__WHAT THE EXERCISE ASKS__: For each line in the records, produce an exact copy.

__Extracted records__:
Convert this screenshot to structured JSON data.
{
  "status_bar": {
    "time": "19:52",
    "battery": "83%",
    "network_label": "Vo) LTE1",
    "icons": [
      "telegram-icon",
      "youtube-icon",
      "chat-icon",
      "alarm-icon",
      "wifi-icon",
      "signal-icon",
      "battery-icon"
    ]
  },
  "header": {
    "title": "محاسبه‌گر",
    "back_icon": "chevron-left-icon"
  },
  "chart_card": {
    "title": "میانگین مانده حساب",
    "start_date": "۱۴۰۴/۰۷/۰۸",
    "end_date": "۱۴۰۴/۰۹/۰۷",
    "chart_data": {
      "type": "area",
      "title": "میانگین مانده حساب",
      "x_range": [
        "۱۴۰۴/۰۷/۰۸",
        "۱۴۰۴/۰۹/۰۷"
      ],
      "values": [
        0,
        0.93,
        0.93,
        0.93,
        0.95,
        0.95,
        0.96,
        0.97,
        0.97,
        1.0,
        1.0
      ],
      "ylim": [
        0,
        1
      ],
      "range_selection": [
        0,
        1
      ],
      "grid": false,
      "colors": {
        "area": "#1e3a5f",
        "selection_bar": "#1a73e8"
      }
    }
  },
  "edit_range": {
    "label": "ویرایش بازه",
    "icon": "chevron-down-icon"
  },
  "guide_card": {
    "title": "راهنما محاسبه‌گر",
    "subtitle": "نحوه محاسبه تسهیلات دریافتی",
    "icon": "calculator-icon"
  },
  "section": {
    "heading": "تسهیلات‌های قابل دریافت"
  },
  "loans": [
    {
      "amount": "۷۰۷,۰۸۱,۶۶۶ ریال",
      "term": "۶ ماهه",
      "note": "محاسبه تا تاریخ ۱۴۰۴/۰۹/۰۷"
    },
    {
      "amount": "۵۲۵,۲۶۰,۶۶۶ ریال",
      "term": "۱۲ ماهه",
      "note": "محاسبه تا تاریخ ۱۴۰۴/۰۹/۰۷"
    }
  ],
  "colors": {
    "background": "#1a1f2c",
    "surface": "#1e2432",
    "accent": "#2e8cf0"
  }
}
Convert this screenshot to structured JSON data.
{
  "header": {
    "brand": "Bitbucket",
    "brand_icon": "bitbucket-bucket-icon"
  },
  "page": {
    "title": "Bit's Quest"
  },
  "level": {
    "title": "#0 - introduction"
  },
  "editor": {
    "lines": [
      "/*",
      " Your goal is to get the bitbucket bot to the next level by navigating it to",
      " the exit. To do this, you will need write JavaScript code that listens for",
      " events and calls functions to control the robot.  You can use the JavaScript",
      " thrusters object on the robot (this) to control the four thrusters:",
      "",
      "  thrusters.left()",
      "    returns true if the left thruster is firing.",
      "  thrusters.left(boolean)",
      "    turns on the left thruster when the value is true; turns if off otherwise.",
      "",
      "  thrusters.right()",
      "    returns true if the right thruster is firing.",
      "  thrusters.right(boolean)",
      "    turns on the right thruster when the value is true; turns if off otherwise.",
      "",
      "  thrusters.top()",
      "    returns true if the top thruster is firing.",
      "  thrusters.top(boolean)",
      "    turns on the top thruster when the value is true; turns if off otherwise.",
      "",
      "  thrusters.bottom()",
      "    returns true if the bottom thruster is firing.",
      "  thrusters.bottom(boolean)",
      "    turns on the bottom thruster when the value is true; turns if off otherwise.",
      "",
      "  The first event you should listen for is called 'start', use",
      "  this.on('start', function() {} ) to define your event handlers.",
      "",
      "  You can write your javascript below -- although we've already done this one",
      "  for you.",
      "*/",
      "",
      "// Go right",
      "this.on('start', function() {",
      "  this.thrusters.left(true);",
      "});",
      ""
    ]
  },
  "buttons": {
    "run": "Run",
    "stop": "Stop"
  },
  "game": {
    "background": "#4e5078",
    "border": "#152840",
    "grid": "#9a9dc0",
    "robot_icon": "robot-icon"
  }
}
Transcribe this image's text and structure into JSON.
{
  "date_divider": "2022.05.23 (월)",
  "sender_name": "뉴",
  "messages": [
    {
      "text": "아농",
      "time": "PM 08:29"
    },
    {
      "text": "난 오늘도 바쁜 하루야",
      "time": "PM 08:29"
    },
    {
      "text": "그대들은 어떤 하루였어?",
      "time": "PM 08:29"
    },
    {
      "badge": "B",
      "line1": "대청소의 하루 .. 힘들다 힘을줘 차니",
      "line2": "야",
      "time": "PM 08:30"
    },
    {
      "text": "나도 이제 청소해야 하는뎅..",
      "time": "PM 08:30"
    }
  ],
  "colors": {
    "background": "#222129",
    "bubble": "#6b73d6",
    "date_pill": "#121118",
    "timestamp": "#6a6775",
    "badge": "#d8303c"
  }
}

__SOLUTION FOR THIS EXERCISE__:
Convert this screenshot to structured JSON data.
{
  "status_bar": {
    "time": "19:52",
    "battery": "83%",
    "network_label": "Vo) LTE1",
    "icons": [
      "telegram-icon",
      "youtube-icon",
      "chat-icon",
      "alarm-icon",
      "wifi-icon",
      "signal-icon",
      "battery-icon"
    ]
  },
  "header": {
    "title": "محاسبه‌گر",
    "back_icon": "chevron-left-icon"
  },
  "chart_card": {
    "title": "میانگین مانده حساب",
    "start_date": "۱۴۰۴/۰۷/۰۸",
    "end_date": "۱۴۰۴/۰۹/۰۷",
    "chart_data": {
      "type": "area",
      "title": "میانگین مانده حساب",
      "x_range": [
        "۱۴۰۴/۰۷/۰۸",
        "۱۴۰۴/۰۹/۰۷"
      ],
      "values": [
        0,
        0.93,
        0.93,
        0.93,
        0.95,
        0.95,
        0.96,
        0.97,
        0.97,
        1.0,
        1.0
      ],
      "ylim": [
        0,
        1
      ],
      "range_selection": [
        0,
        1
      ],
      "grid": false,
      "colors": {
        "area": "#1e3a5f",
        "selection_bar": "#1a73e8"
      }
    }
  },
  "edit_range": {
    "label": "ویرایش بازه",
    "icon": "chevron-down-icon"
  },
  "guide_card": {
    "title": "راهنما محاسبه‌گر",
    "subtitle": "نحوه محاسبه تسهیلات دریافتی",
    "icon": "calculator-icon"
  },
  "section": {
    "heading": "تسهیلات‌های قابل دریافت"
  },
  "loans": [
    {
      "amount": "۷۰۷,۰۸۱,۶۶۶ ریال",
      "term": "۶ ماهه",
      "note": "محاسبه تا تاریخ ۱۴۰۴/۰۹/۰۷"
    },
    {
      "amount": "۵۲۵,۲۶۰,۶۶۶ ریال",
      "term": "۱۲ ماهه",
      "note": "محاسبه تا تاریخ ۱۴۰۴/۰۹/۰۷"
    }
  ],
  "colors": {
    "background": "#1a1f2c",
    "surface": "#1e2432",
    "accent": "#2e8cf0"
  }
}
Convert this screenshot to structured JSON data.
{
  "header": {
    "brand": "Bitbucket",
    "brand_icon": "bitbucket-bucket-icon"
  },
  "page": {
    "title": "Bit's Quest"
  },
  "level": {
    "title": "#0 - introduction"
  },
  "editor": {
    "lines": [
      "/*",
      " Your goal is to get the bitbucket bot to the next level by navigating it to",
      " the exit. To do this, you will need write JavaScript code that listens for",
      " events and calls functions to control the robot.  You can use the JavaScript",
      " thrusters object on the robot (this) to control the four thrusters:",
      "",
      "  thrusters.left()",
      "    returns true if the left thruster is firing.",
      "  thrusters.left(boolean)",
      "    turns on the left thruster when the value is true; turns if off otherwise.",
      "",
      "  thrusters.right()",
      "    returns true if the right thruster is firing.",
      "  thrusters.right(boolean)",
      "    turns on the right thruster when the value is true; turns if off otherwise.",
      "",
      "  thrusters.top()",
      "    returns true if the top thruster is firing.",
      "  thrusters.top(boolean)",
      "    turns on the top thruster when the value is true; turns if off otherwise.",
      "",
      "  thrusters.bottom()",
      "    returns true if the bottom thruster is firing.",
      "  thrusters.bottom(boolean)",
      "    turns on the bottom thruster when the value is true; turns if off otherwise.",
      "",
      "  The first event you should listen for is called 'start', use",
      "  this.on('start', function() {} ) to define your event handlers.",
      "",
      "  You can write your javascript below -- although we've already done this one",
      "  for you.",
      "*/",
      "",
      "// Go right",
      "this.on('start', function() {",
      "  this.thrusters.left(true);",
      "});",
      ""
    ]
  },
  "buttons": {
    "run": "Run",
    "stop": "Stop"
  },
  "game": {
    "background": "#4e5078",
    "border": "#152840",
    "grid": "#9a9dc0",
    "robot_icon": "robot-icon"
  }
}
Transcribe this image's text and structure into JSON.
{
  "date_divider": "2022.05.23 (월)",
  "sender_name": "뉴",
  "messages": [
    {
      "text": "아농",
      "time": "PM 08:29"
    },
    {
      "text": "난 오늘도 바쁜 하루야",
      "time": "PM 08:29"
    },
    {
      "text": "그대들은 어떤 하루였어?",
      "time": "PM 08:29"
    },
    {
      "badge": "B",
      "line1": "대청소의 하루 .. 힘들다 힘을줘 차니",
      "line2": "야",
      "time": "PM 08:30"
    },
    {
      "text": "나도 이제 청소해야 하는뎅..",
      "time": "PM 08:30"
    }
  ],
  "colors": {
    "background": "#222129",
    "bubble": "#6b73d6",
    "date_pill": "#121118",
    "timestamp": "#6a6775",
    "badge": "#d8303c"
  }
}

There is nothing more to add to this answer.